Other major tourist and MICE destinations in the area, such as Palawan, Boracay, and the Bicol region, sustained minimal damage, while Bohol was spared, leaving the island to continue to recover from the October earthquake. [Editor’s note: A magnitude 7.2 earthquake struck Bohol on Oct. 15; more than 200 people were killed.] The majority of the country’s MICE facilities and tourist areas, however, were not affected.

Was the Philippines hosting any major international meetings or conferences when the typhoon struck?

No major international meeting or conference was being held when the typhoon struck, and specifically not within the Visayas region. Most of the meetings/conferences being held at the time were in metro Manila.

What is the state of the Philippines’ meetings community today? How can the international meetings community help you?

The latest report of ICCA on worldwide country rankings showed that the Philippines jumped five notches higher, from number 54 in 2011 to number 49 in 2012. In ICCA’s city ranking, metro Manila leaped 25 places, from number 99 in 2011 to number 74, based on the higher number of international association meetings held in the country’s capital city in 2012.
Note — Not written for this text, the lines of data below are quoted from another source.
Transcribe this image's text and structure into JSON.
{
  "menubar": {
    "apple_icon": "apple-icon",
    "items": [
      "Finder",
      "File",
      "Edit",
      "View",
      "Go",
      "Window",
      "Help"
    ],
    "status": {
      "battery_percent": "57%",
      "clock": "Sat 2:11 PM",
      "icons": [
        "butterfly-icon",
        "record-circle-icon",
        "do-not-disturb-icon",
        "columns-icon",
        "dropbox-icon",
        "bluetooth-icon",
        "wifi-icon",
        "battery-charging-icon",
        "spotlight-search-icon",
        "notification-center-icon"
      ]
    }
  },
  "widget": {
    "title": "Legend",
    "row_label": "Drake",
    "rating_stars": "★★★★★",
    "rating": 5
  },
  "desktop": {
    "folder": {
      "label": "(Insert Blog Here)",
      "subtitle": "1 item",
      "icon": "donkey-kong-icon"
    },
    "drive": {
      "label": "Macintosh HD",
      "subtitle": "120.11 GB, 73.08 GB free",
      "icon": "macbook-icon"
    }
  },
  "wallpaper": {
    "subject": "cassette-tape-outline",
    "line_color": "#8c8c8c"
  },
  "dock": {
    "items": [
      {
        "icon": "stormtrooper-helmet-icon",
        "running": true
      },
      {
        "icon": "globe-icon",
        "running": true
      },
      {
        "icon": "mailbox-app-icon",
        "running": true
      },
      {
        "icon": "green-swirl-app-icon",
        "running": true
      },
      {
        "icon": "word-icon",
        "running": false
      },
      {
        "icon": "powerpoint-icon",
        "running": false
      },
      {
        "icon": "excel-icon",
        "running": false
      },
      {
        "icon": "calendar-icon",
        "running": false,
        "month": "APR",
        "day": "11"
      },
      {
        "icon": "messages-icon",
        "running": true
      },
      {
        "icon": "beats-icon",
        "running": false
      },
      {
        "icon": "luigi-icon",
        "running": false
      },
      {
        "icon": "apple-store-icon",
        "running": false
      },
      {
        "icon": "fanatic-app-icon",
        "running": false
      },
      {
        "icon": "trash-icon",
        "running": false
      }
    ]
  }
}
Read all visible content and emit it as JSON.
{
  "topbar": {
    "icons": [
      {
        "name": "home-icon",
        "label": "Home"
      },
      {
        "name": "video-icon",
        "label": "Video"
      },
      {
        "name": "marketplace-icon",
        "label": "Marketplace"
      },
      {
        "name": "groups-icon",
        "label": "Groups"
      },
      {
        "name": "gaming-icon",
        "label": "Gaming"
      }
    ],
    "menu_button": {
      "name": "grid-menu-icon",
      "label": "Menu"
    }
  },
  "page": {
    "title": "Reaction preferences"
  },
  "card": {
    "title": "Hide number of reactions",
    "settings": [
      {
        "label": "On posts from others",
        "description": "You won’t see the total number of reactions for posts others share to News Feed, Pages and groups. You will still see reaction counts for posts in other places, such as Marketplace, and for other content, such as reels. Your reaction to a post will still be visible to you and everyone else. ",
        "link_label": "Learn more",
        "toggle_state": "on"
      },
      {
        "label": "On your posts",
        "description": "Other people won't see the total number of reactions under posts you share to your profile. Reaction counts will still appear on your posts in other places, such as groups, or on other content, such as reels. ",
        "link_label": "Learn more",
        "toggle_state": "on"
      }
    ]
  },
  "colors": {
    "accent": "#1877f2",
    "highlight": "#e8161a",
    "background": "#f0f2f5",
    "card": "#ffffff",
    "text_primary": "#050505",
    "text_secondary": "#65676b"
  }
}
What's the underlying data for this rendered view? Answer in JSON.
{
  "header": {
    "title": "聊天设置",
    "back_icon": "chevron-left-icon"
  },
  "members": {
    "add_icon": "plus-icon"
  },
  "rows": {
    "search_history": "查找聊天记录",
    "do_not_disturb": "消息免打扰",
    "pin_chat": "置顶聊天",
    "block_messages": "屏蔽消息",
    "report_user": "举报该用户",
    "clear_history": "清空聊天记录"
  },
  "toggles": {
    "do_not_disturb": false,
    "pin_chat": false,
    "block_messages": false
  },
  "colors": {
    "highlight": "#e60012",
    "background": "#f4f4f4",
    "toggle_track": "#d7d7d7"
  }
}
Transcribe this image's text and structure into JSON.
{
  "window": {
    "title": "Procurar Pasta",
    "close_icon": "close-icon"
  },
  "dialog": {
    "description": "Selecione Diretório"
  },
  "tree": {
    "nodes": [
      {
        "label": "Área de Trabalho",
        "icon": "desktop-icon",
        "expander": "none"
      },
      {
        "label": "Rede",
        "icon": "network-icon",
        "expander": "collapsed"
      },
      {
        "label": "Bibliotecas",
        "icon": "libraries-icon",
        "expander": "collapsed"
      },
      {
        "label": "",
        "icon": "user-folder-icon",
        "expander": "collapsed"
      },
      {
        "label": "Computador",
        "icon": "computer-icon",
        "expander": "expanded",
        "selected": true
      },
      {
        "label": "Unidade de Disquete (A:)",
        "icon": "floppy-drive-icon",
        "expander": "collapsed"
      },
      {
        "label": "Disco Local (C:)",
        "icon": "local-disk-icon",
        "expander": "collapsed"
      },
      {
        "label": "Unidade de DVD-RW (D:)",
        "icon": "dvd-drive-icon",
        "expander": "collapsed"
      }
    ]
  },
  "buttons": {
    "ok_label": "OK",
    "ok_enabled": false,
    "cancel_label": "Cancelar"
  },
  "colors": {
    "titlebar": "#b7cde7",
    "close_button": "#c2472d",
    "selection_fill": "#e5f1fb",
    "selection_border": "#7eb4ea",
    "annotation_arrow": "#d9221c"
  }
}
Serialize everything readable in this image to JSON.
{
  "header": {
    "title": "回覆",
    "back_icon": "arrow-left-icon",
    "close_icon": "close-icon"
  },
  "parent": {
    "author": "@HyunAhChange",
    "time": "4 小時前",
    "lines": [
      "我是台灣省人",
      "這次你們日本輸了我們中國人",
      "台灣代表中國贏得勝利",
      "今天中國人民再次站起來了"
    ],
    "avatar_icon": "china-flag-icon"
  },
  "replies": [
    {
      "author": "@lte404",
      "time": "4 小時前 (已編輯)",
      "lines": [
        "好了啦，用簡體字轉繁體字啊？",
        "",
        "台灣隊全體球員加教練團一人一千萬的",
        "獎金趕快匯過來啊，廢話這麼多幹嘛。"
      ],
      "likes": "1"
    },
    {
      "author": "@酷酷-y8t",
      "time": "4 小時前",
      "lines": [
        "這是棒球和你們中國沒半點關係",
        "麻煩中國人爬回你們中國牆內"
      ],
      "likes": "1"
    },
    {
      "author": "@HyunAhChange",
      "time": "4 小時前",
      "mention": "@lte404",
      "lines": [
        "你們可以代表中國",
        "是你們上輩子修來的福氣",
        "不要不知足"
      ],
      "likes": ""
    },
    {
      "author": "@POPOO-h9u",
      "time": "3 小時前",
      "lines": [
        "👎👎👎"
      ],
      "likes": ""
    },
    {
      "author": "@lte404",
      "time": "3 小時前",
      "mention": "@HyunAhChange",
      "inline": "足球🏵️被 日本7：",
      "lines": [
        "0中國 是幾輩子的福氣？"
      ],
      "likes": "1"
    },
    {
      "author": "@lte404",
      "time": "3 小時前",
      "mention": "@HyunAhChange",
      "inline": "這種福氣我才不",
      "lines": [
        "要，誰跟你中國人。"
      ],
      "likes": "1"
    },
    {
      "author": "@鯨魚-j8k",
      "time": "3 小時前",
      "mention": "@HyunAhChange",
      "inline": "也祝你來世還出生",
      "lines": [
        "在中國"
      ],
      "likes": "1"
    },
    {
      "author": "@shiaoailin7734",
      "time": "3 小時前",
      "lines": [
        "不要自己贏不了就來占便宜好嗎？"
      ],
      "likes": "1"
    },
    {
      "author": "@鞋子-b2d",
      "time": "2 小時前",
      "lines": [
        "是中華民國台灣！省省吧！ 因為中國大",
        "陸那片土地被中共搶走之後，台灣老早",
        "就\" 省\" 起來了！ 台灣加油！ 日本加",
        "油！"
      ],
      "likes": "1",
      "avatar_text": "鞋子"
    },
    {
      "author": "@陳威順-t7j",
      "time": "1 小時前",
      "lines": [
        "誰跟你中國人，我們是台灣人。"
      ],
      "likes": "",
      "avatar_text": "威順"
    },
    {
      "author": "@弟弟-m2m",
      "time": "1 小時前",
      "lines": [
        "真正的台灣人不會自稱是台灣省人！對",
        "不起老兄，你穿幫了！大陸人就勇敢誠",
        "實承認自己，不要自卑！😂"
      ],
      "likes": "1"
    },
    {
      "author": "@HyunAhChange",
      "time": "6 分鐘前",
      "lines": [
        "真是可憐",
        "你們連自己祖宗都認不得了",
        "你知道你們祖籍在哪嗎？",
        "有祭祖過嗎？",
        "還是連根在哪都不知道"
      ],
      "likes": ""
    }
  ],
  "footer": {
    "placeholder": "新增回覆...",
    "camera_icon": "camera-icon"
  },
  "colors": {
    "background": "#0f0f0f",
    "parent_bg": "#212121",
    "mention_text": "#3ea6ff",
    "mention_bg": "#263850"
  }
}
We expect to see continued improvements in the Philippines’ world congress destination position/ ranking, especially since a number of important international events have already been booked in the country’s main congress and events destinations such as metro Manila, Cebu, Boracay, and Davao — which were either slightly or totally unaffected by the typhoon. Some of these major events are as follows: Asia Pacific Drive Tourism Conference & Exhibition, Jan. 30-Feb. 2, 2014, Subic Bay Exhibition & Convention Center; World Economic Forum, May 2014, Makati Shangri-La Hotel, Manila; and 23rd Asia Pacific Economic Cooperation (APEC) Summit, 2015.

The best way that the world can assist is by spreading the word that it’s business as usual in the Philippines and we are ready to welcome visitors and host MICE events.

Christopher Durso

Christopher Durso formerly was executive editor of Convene.